LOS ANGELES (CBSLA.com) — The defeat of a proposed half-cent sales tax increase sent officials at City Hall scrambling Wednesday to determine the next step in trimming the city’s $200 million deficit.
KNX 1070’s John Brooks reports widespread cuts to police and fire budgets had been threatened before voters rejected Proposition A.
The measure would have increased the city sales tax rate to 9.5 percent – just below the state-imposed 10 percent cap – with revenue that would have funded police and fire departments as well as some social services and street and sidewalk repairs.
City Administrative Officer Miguel Santana had previously warned the City Council that passage of the tax was critical to provide continued funding of as many as 500 police officer positions and to maintain other services.
But after 55 percent of Angelenos voted to oppose Proposition A, City Council President Herb Wesson called for an urgent meeting with Santana and outgoing Mayor Antonio Villaraigosa, who will submit the budget for the coming fiscal year on April 20.
“We have a problem and we have to fix it, so we have to realistically deal with this situation, put everything on the table, ’cause our responsibility is to get the city’s fiscal house in order,” Wesson said.

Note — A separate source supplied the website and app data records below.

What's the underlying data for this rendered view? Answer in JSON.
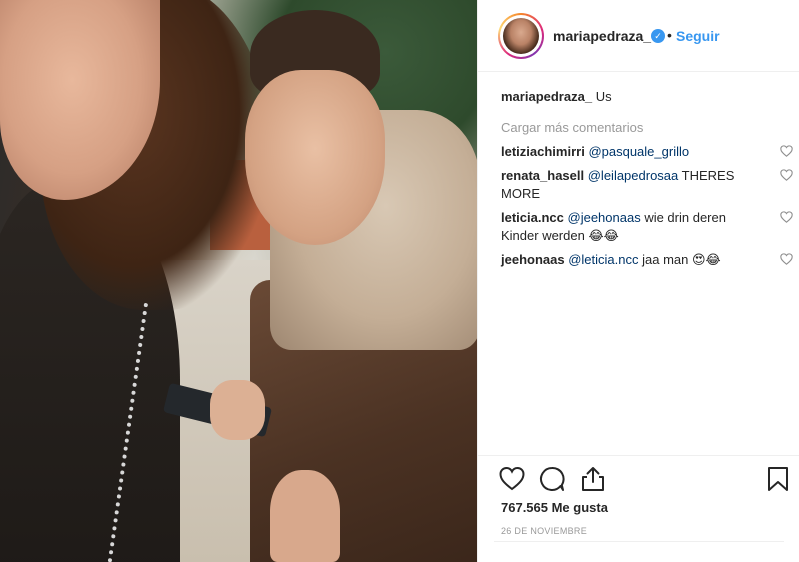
{
  "post": {
    "photo_alt": "",
    "header": {
      "username": "mariapedraza_",
      "verified_icon": "verified-badge-icon",
      "separator": "•",
      "follow_label": "Seguir"
    },
    "caption": {
      "username": "mariapedraza_",
      "text": "Us"
    },
    "load_more": "Cargar más comentarios",
    "comments": [
      {
        "username": "letiziachimirri",
        "mention": "@pasquale_grillo",
        "text": ""
      },
      {
        "username": "renata_hasell",
        "mention": "@leilapedrosaa",
        "text": " THERES MORE"
      },
      {
        "username": "leticia.ncc",
        "mention": "@jeehonaas",
        "text": " wie drin deren Kinder werden 😂😂"
      },
      {
        "username": "jeehonaas",
        "mention": "@leticia.ncc",
        "text": " jaa man 😍😂"
      }
    ],
    "actions": {
      "like_icon": "heart-icon",
      "comment_icon": "comment-icon",
      "share_icon": "share-icon",
      "save_icon": "bookmark-icon"
    },
    "likes": "767.565 Me gusta",
    "date": "26 DE NOVIEMBRE"
  },
  "colors": {
    "link": "#3897f0",
    "mention": "#003569",
    "muted": "#999999",
    "text": "#262626"
  }
}
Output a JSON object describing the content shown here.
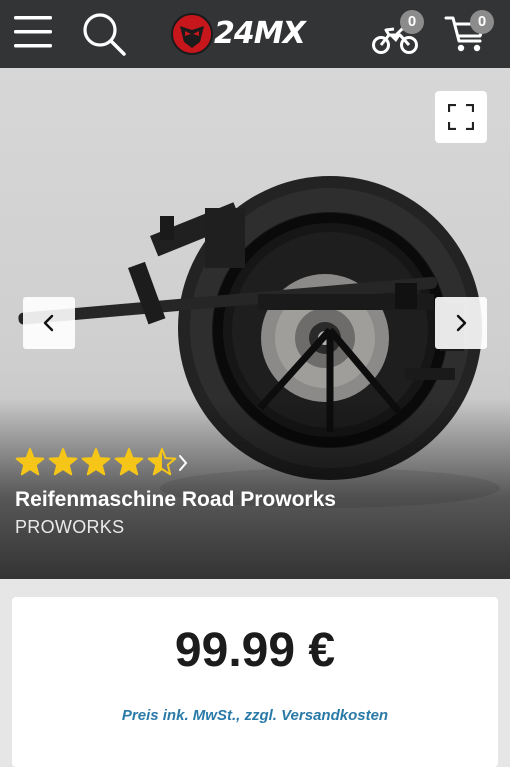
{
  "header": {
    "logo_text": "24MX",
    "garage_count": "0",
    "cart_count": "0",
    "icons": [
      "menu-icon",
      "search-icon",
      "logo-icon",
      "motocross-bike-icon",
      "cart-icon"
    ],
    "background_color": "#333436"
  },
  "gallery": {
    "icons": [
      "expand-icon",
      "chevron-left-icon",
      "chevron-right-icon"
    ]
  },
  "product": {
    "rating": 4.5,
    "rating_max": 5,
    "star_color": "#f5c518",
    "title": "Reifenmaschine Road Proworks",
    "brand": "PROWORKS",
    "price": "99.99 €",
    "tax_note": "Preis ink. MwSt., zzgl. Versandkosten",
    "tax_note_color": "#2a7aa8"
  }
}
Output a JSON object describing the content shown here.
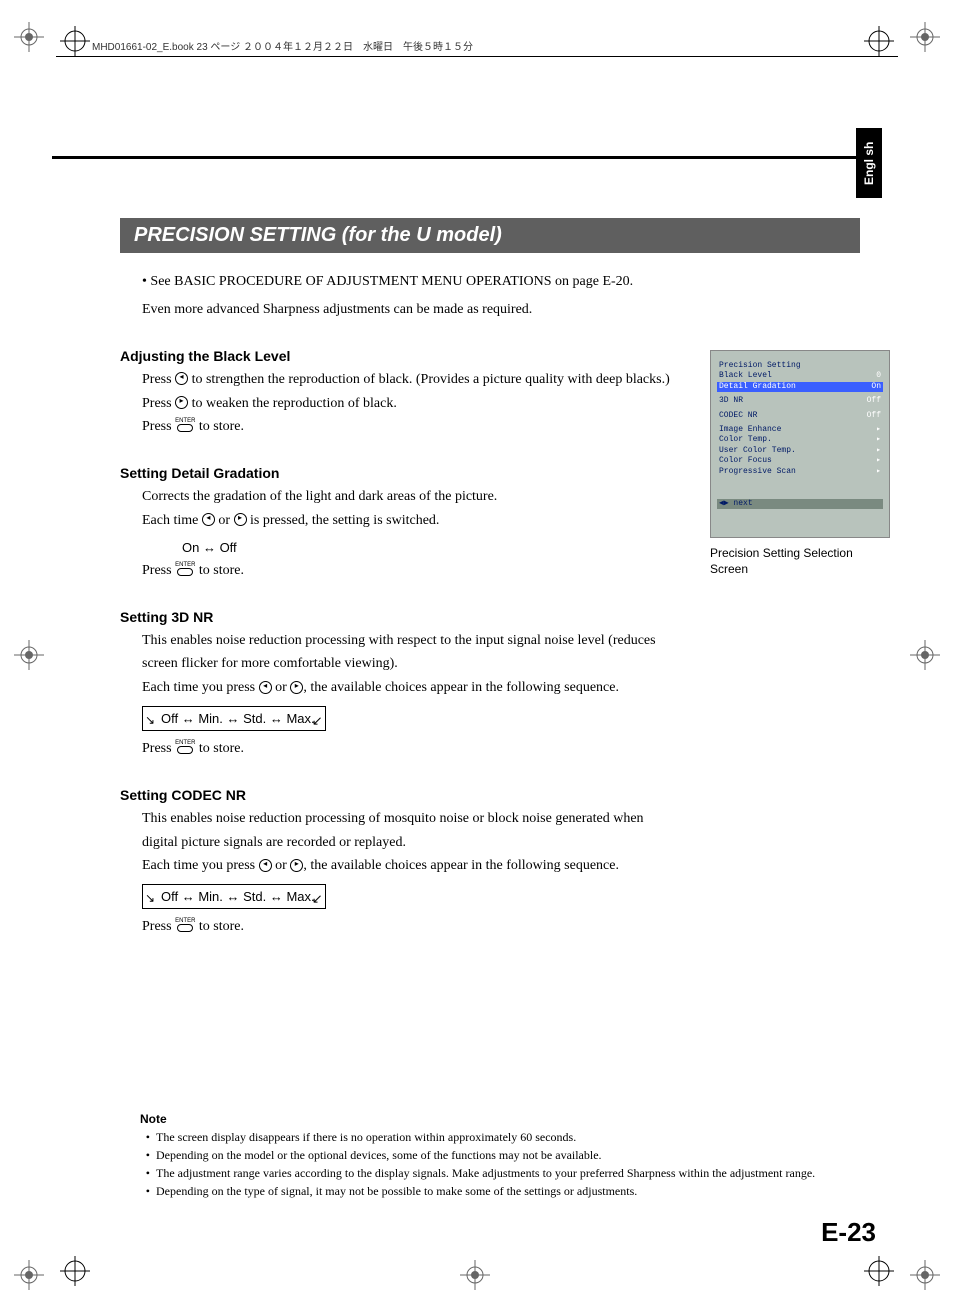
{
  "meta": {
    "header_line": "MHD01661-02_E.book  23 ページ  ２００４年１２月２２日　水曜日　午後５時１５分"
  },
  "lang_tab": "English",
  "title": "PRECISION SETTING (for the U model)",
  "intro": {
    "bullet": "See BASIC PROCEDURE OF ADJUSTMENT MENU OPERATIONS on page E-20.",
    "line": "Even more advanced Sharpness adjustments can be made as required."
  },
  "black_level": {
    "head": "Adjusting the Black Level",
    "l1a": "Press ",
    "l1b": " to strengthen the reproduction of black. (Provides a picture quality with deep blacks.)",
    "l2a": "Press ",
    "l2b": " to weaken the reproduction of black.",
    "l3a": "Press ",
    "l3b": " to store."
  },
  "detail": {
    "head": "Setting Detail Gradation",
    "l1": "Corrects the gradation of the light and dark areas of the picture.",
    "l2a": "Each time ",
    "l2b": " or ",
    "l2c": " is pressed, the setting is switched.",
    "toggle": "On ↔ Off",
    "l3a": "Press ",
    "l3b": " to store."
  },
  "nr3d": {
    "head": "Setting 3D NR",
    "l1": "This enables noise reduction processing with respect to the input signal noise level (reduces screen flicker for more comfortable viewing).",
    "l2a": "Each time you press ",
    "l2b": " or ",
    "l2c": ", the available choices appear in the following sequence.",
    "seq": "Off ↔ Min. ↔ Std. ↔ Max.",
    "l3a": "Press ",
    "l3b": " to store."
  },
  "codec": {
    "head": "Setting CODEC NR",
    "l1": "This enables noise reduction processing of mosquito noise or block noise generated when digital picture signals are recorded or replayed.",
    "l2a": "Each time you press ",
    "l2b": " or ",
    "l2c": ", the available choices appear in the following sequence.",
    "seq": "Off ↔ Min. ↔ Std. ↔ Max.",
    "l3a": "Press ",
    "l3b": " to store."
  },
  "osd": {
    "title": "Precision Setting",
    "r1": "Black Level",
    "r1v": "0",
    "r2": "Detail Gradation",
    "r2v": "On",
    "r3": "3D NR",
    "r3v": "Off",
    "r4": "CODEC NR",
    "r4v": "Off",
    "r5": "Image Enhance",
    "r5v": "▸",
    "r6": "Color Temp.",
    "r6v": "▸",
    "r7": "User Color Temp.",
    "r7v": "▸",
    "r8": "Color Focus",
    "r8v": "▸",
    "r9": "Progressive Scan",
    "r9v": "▸",
    "next": "◀▶ next",
    "caption": "Precision Setting Selection Screen"
  },
  "notes": {
    "head": "Note",
    "items": [
      "The screen display disappears if there is no operation within approximately 60 seconds.",
      "Depending on the model or the optional devices, some of the functions may not be available.",
      "The adjustment range varies according to the display signals. Make adjustments to your preferred Sharpness within the adjustment range.",
      "Depending on the type of signal, it may not be possible to make some of the settings or adjustments."
    ]
  },
  "page_number": "E-23",
  "enter_label": "ENTER"
}
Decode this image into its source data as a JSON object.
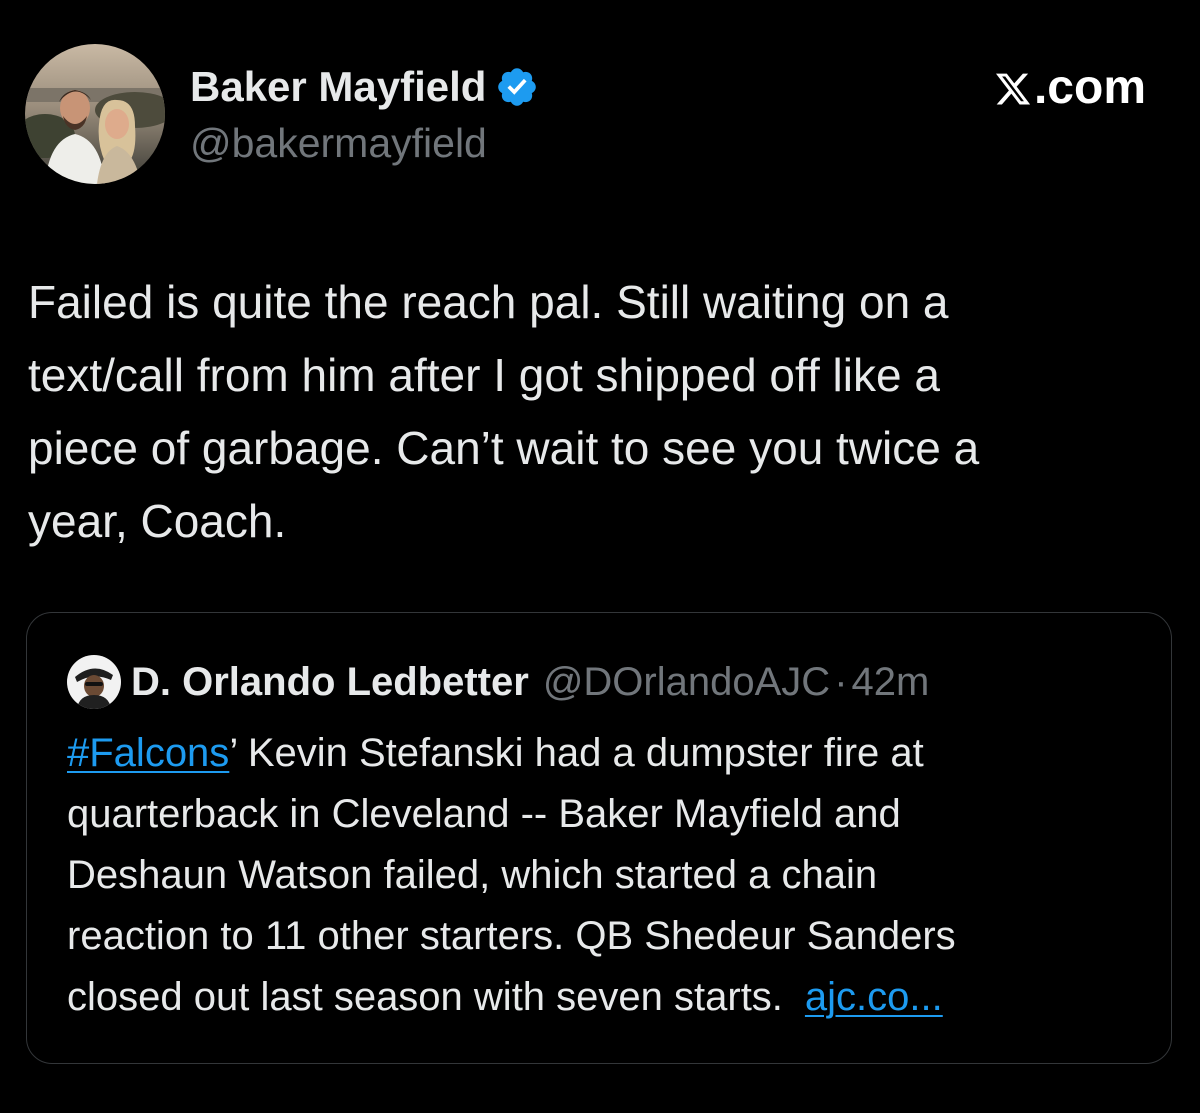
{
  "author": {
    "name": "Baker Mayfield",
    "handle": "@bakermayfield",
    "verified": true
  },
  "brand": {
    "label": ".com",
    "logo_icon": "x-logo-icon"
  },
  "post": {
    "text": "Failed is quite the reach pal. Still waiting on a\ntext/call from him after I got shipped off like a\npiece of garbage. Can’t wait to see you twice a\nyear, Coach."
  },
  "quoted": {
    "name": "D. Orlando Ledbetter",
    "handle": "@DOrlandoAJC",
    "separator": "·",
    "time": "42m",
    "hashtag": "#Falcons",
    "lines": [
      "’ Kevin Stefanski had a dumpster fire at",
      "quarterback in Cleveland -- Baker Mayfield and",
      "Deshaun Watson failed, which started a chain",
      "reaction to 11 other starters. QB Shedeur Sanders",
      "closed out last season with seven starts."
    ],
    "link_text": "ajc.co..."
  },
  "colors": {
    "background": "#000000",
    "text": "#e7e9ea",
    "secondary": "#71767b",
    "accent": "#1d9bf0",
    "border": "#333639"
  }
}
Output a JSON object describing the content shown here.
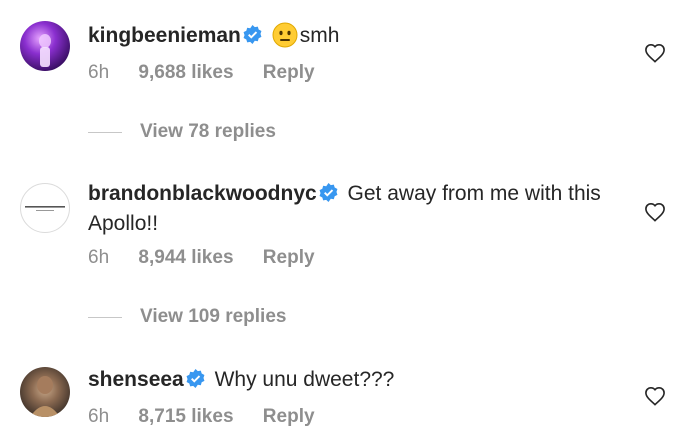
{
  "comments": [
    {
      "username": "kingbeenieman",
      "verified": true,
      "emoji": "😐",
      "text": "smh",
      "time": "6h",
      "likes": "9,688 likes",
      "reply_label": "Reply",
      "view_replies": "View 78 replies"
    },
    {
      "username": "brandonblackwoodnyc",
      "verified": true,
      "text": "Get away from me with this Apollo!!",
      "time": "6h",
      "likes": "8,944 likes",
      "reply_label": "Reply",
      "view_replies": "View 109 replies"
    },
    {
      "username": "shenseea",
      "verified": true,
      "text": "Why unu dweet???",
      "time": "6h",
      "likes": "8,715 likes",
      "reply_label": "Reply"
    }
  ],
  "colors": {
    "text": "#262626",
    "secondary": "#8e8e8e",
    "verified": "#3897f0"
  }
}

Funding for police and fire departments makes up approximately 70 percent of the total budget, according to city officials.
But Councilman Dennis Zine downplayed the need for reductions to LAPD staffing, citing improved city revenues that have already reduced the deficit by $90 million.
“As far as 500 police officers not having their jobs, I don’t see that happening,” said Zine, a former LAPD officer for nearly three decades. “There’s a lot of things we can do before we cut back on public safety, that’s the last thing we want to do.”
City officials said the proposed 9.5 percent tax rate would have been comparable to tax rates in other Southland cities including Inglewood and Santa Monica.